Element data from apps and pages
*** Block opens ***

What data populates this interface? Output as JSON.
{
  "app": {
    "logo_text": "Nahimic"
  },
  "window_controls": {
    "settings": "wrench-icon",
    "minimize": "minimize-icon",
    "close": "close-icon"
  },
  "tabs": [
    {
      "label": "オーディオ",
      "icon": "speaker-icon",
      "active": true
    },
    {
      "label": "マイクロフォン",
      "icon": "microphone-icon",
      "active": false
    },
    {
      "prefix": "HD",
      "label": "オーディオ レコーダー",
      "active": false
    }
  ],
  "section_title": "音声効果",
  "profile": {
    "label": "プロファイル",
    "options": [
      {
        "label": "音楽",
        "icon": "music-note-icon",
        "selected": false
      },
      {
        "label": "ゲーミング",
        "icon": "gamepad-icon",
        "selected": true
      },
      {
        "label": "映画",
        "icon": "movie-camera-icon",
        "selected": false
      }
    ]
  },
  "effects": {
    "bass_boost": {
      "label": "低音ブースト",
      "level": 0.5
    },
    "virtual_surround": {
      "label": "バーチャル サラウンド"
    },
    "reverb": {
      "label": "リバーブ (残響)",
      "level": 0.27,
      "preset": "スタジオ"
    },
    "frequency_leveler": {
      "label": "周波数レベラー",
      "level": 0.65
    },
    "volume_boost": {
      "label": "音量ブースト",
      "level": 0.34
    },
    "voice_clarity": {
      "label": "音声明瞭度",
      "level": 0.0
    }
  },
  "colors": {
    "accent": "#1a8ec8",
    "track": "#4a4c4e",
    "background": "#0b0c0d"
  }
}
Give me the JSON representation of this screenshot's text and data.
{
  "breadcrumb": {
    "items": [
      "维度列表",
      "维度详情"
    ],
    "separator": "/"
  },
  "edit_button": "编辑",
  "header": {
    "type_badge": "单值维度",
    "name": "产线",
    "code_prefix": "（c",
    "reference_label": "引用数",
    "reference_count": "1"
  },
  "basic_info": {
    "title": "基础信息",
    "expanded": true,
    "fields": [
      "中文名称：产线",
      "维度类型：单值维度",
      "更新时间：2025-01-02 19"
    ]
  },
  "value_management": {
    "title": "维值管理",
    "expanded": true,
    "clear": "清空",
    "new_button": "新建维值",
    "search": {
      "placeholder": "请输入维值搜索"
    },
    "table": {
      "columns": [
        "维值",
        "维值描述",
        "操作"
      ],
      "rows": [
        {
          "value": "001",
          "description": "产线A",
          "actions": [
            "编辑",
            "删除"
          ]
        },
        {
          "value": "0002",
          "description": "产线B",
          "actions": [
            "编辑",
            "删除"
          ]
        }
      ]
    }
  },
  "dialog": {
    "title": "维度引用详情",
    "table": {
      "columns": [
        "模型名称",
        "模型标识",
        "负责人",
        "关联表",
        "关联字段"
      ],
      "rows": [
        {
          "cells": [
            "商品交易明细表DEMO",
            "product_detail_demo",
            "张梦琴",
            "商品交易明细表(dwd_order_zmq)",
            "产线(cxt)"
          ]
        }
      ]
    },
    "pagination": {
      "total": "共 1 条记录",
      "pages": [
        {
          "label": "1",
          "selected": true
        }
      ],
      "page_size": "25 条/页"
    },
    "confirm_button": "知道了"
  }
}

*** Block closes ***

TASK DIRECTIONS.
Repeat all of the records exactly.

WRITTEN SOLUTION.
What data populates this interface? Output as JSON.
{
  "app": {
    "logo_text": "Nahimic"
  },
  "window_controls": {
    "settings": "wrench-icon",
    "minimize": "minimize-icon",
    "close": "close-icon"
  },
  "tabs": [
    {
      "label": "オーディオ",
      "icon": "speaker-icon",
      "active": true
    },
    {
      "label": "マイクロフォン",
      "icon": "microphone-icon",
      "active": false
    },
    {
      "prefix": "HD",
      "label": "オーディオ レコーダー",
      "active": false
    }
  ],
  "section_title": "音声効果",
  "profile": {
    "label": "プロファイル",
    "options": [
      {
        "label": "音楽",
        "icon": "music-note-icon",
        "selected": false
      },
      {
        "label": "ゲーミング",
        "icon": "gamepad-icon",
        "selected": true
      },
      {
        "label": "映画",
        "icon": "movie-camera-icon",
        "selected": false
      }
    ]
  },
  "effects": {
    "bass_boost": {
      "label": "低音ブースト",
      "level": 0.5
    },
    "virtual_surround": {
      "label": "バーチャル サラウンド"
    },
    "reverb": {
      "label": "リバーブ (残響)",
      "level": 0.27,
      "preset": "スタジオ"
    },
    "frequency_leveler": {
      "label": "周波数レベラー",
      "level": 0.65
    },
    "volume_boost": {
      "label": "音量ブースト",
      "level": 0.34
    },
    "voice_clarity": {
      "label": "音声明瞭度",
      "level": 0.0
    }
  },
  "colors": {
    "accent": "#1a8ec8",
    "track": "#4a4c4e",
    "background": "#0b0c0d"
  }
}
Give me the JSON representation of this screenshot's text and data.
{
  "breadcrumb": {
    "items": [
      "维度列表",
      "维度详情"
    ],
    "separator": "/"
  },
  "edit_button": "编辑",
  "header": {
    "type_badge": "单值维度",
    "name": "产线",
    "code_prefix": "（c",
    "reference_label": "引用数",
    "reference_count": "1"
  },
  "basic_info": {
    "title": "基础信息",
    "expanded": true,
    "fields": [
      "中文名称：产线",
      "维度类型：单值维度",
      "更新时间：2025-01-02 19"
    ]
  },
  "value_management": {
    "title": "维值管理",
    "expanded": true,
    "clear": "清空",
    "new_button": "新建维值",
    "search": {
      "placeholder": "请输入维值搜索"
    },
    "table": {
      "columns": [
        "维值",
        "维值描述",
        "操作"
      ],
      "rows": [
        {
          "value": "001",
          "description": "产线A",
          "actions": [
            "编辑",
            "删除"
          ]
        },
        {
          "value": "0002",
          "description": "产线B",
          "actions": [
            "编辑",
            "删除"
          ]
        }
      ]
    }
  },
  "dialog": {
    "title": "维度引用详情",
    "table": {
      "columns": [
        "模型名称",
        "模型标识",
        "负责人",
        "关联表",
        "关联字段"
      ],
      "rows": [
        {
          "cells": [
            "商品交易明细表DEMO",
            "product_detail_demo",
            "张梦琴",
            "商品交易明细表(dwd_order_zmq)",
            "产线(cxt)"
          ]
        }
      ]
    },
    "pagination": {
      "total": "共 1 条记录",
      "pages": [
        {
          "label": "1",
          "selected": true
        }
      ],
      "page_size": "25 条/页"
    },
    "confirm_button": "知道了"
  }
}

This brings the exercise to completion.